“Fall of gods” is an illustrated book inspired by Norse mythology, following Vali, a warrior haunted by his past, but who has found peace in the arms of a woman. For years he has lived far from society, tending to his farm and trying to forget the battles he fought…and the crimes he committed. But one day his love disappears, and he must set out to find her. He will once again have to face the creatures of Jotunheim and the powerful Aesir. Suddenly, the man he thought he had buried deep down inside has risen to the surface once more…and he comes seeking vengeance. Great. I love Norse mythology. The score is written by Francois Jolin.
The superb melodic end of “The hunt” announces great things for this score. I love the peaceful feeling of riding a horse it brings me. There are shadows in this opening theme but I prefer to focus on the beautiful parts. It’s interesting how this pattern repeats itself in the next cue as well: a slow start then a beautiful buildup then back to quiet.
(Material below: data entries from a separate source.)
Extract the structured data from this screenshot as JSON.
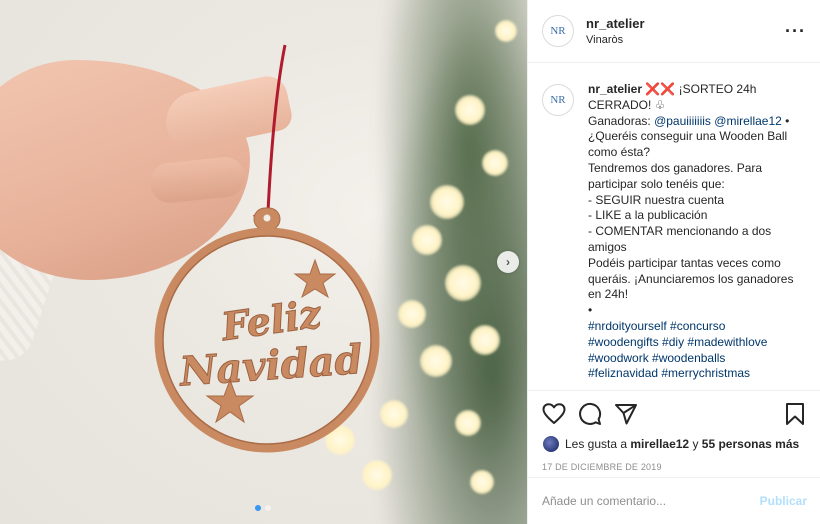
{
  "header": {
    "avatar_text": "NR",
    "username": "nr_atelier",
    "location": "Vinaròs",
    "more_icon": "more-horizontal-icon"
  },
  "caption": {
    "username": "nr_atelier",
    "title_emojis": "❌❌",
    "title": "¡SORTEO 24h CERRADO! ♧",
    "winners_label": "Ganadoras:",
    "winner_1": "@pauiiiiiiis",
    "winner_2": "@mirellae12",
    "bullet": "•",
    "lines": [
      "¿Queréis conseguir una Wooden Ball como ésta?",
      "Tendremos dos ganadores. Para participar solo tenéis que:",
      "- SEGUIR nuestra cuenta",
      "- LIKE a la publicación",
      "- COMENTAR mencionando a dos amigos",
      "Podéis participar tantas veces como queráis. ¡Anunciaremos los ganadores en 24h!",
      "•"
    ],
    "hashtags": [
      "#nrdoityourself #concurso",
      "#woodengifts #diy #madewithlove",
      "#woodwork #woodenballs",
      "#feliznavidad #merrychristmas"
    ]
  },
  "photo": {
    "ornament_text_1": "Feliz",
    "ornament_text_2": "Navidad",
    "carousel_count": 2,
    "carousel_active": 1
  },
  "actions": {
    "icons": [
      "heart-icon",
      "comment-icon",
      "share-icon",
      "bookmark-icon"
    ],
    "likes_prefix": "Les gusta a",
    "likes_user": "mirellae12",
    "likes_joiner": "y",
    "likes_others": "55 personas más",
    "date": "17 DE DICIEMBRE DE 2019"
  },
  "comment": {
    "placeholder": "Añade un comentario...",
    "post_label": "Publicar"
  },
  "colors": {
    "link": "#00376b",
    "post_disabled": "#b2dffc",
    "wood": "#c98a62",
    "string": "#b01c2e"
  }
}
I love the middle build up and I know I wouldn’t have appreciated them as much without the slow beginning. I love the little journeys each of these cues represent.
The score takes off with the pirate sounding “ I need alcohol”. This fun and sharp cue reminds me of the most memorable moments from the “Vikings” scores. Just strings and percussion makes this one a cue to keep close. From this moment on the music gets strong and focused and I’m really getting into it. It chomps and chomps and beats its drum at a relentless pace I can’t get enough of. Those are my favorite moments from “Fall of gods”. When I hear a cue like “Duel” I just feel like getting out of my seat and run. I don’t know who’s chasing me but I need to run, and fast. Adrenaline through the roof with a cue like this.
Some of the quieter moments don’t speak to me that much. They serve as tension builders for the general atmosphere but it’s the louder or melodic parts that make me love this score. This score feels as cold as it should be considering the general setting of the story. The composer uses instruments that suggest cold, mist and vast areas and when there’s a need to punctuate an epic moment we get choral inserts that always get to me. “Wolf’s layer” wouldn’t have been such a gorgeous cue without the voice.
I liked “Fall of gods” a lot. It made sense as a standalone listen as well and I found something to enjoy in every cue. I’m sure you will too.
Cue rating: 90 / 100
Total minutes of excellence: 20 / 43
Album excellence: 46%
I need alcohol